Dataset rows for apps and sites:
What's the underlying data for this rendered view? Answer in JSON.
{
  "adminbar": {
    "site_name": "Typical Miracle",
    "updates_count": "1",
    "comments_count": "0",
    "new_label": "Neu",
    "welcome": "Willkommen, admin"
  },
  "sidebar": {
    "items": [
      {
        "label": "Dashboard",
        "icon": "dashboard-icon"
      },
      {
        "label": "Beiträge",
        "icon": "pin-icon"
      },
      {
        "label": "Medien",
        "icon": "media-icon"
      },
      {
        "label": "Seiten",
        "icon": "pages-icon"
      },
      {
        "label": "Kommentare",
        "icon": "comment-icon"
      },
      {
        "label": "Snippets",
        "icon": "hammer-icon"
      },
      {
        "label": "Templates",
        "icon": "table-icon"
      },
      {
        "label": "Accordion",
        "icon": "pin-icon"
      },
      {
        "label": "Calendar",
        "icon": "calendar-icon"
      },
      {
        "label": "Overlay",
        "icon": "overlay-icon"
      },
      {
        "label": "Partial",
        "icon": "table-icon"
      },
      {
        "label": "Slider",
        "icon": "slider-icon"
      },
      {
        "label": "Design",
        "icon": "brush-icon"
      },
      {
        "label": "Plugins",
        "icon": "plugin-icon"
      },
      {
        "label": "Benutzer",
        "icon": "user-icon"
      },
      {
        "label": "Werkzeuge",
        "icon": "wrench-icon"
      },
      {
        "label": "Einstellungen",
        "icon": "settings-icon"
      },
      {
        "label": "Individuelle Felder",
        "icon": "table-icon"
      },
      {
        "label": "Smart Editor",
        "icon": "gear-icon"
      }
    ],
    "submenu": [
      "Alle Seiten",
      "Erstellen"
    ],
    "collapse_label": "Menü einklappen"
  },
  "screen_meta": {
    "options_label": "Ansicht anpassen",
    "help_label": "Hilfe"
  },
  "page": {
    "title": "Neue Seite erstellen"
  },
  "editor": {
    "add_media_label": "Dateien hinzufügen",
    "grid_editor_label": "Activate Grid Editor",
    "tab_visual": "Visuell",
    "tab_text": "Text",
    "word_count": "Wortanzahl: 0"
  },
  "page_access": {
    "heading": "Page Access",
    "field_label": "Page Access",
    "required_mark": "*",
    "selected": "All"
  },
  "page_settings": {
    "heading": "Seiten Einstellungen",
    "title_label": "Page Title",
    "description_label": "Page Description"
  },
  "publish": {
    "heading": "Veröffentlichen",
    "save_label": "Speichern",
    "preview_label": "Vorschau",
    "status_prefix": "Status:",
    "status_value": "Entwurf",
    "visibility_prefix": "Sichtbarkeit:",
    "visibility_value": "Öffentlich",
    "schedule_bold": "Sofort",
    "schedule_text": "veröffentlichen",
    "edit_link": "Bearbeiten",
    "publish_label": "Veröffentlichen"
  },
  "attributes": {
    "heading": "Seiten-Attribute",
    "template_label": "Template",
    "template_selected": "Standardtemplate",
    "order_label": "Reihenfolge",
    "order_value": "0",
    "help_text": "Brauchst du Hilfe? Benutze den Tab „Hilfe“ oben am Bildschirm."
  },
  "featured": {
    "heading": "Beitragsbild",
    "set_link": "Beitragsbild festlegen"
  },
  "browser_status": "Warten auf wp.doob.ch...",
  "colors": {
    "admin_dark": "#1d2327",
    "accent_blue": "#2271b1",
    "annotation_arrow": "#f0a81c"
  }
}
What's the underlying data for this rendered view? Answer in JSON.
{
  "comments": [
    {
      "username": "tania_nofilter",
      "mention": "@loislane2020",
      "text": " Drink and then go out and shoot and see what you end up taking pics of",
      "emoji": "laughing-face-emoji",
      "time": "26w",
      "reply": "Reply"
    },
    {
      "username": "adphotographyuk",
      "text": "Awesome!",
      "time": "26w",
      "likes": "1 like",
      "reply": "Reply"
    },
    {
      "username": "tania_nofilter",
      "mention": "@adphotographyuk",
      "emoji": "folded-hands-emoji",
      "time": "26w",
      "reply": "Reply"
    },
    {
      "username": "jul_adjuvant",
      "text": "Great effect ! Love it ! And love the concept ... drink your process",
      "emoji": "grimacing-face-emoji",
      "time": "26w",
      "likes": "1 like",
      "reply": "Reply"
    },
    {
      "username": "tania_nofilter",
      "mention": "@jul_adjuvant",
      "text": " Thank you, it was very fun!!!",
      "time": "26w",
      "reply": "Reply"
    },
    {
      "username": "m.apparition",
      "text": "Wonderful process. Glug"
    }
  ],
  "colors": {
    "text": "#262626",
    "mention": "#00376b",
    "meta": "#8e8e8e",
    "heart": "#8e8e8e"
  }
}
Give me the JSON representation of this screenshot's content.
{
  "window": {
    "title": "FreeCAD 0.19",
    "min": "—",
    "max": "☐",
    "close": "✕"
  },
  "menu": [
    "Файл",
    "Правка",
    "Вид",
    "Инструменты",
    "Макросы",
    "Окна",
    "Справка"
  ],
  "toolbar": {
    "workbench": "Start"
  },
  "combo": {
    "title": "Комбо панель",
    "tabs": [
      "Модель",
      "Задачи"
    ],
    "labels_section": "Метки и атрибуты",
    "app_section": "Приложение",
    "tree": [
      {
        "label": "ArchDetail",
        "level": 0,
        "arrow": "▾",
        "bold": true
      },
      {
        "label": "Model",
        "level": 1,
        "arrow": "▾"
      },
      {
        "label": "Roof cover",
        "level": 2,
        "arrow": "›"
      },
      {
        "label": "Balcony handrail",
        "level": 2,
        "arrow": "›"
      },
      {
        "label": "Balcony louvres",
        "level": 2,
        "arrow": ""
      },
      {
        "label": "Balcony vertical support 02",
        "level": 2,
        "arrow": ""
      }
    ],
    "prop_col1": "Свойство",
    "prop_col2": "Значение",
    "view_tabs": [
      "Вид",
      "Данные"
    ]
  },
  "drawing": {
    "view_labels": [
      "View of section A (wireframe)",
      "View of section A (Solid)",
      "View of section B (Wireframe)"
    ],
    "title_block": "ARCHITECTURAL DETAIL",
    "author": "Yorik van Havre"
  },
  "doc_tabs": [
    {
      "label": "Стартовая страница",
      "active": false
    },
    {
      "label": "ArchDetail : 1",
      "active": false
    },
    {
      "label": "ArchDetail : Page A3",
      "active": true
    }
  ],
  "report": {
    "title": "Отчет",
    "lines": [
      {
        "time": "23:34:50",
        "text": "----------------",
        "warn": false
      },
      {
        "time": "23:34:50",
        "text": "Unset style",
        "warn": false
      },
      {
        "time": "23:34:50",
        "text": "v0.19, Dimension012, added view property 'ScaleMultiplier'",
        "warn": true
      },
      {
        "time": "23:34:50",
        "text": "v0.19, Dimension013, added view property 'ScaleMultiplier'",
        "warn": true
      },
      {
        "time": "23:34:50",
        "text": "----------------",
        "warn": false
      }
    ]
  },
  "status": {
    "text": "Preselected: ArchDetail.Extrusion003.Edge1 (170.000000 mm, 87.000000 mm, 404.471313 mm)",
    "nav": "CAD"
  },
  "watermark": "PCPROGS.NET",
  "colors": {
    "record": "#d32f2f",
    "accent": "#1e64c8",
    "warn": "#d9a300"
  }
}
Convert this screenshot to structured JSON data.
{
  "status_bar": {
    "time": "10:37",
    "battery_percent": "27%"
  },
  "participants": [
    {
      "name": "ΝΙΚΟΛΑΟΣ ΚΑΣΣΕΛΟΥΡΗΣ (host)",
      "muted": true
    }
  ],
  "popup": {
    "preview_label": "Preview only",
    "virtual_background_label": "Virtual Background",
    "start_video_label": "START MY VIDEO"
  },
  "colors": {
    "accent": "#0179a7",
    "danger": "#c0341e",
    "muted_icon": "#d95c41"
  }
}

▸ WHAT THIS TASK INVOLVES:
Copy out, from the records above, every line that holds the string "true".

▸ REPLY TO THE EXERCISE:
        "bold": true
      "active": true
        "warn": true
        "warn": true
      "muted": true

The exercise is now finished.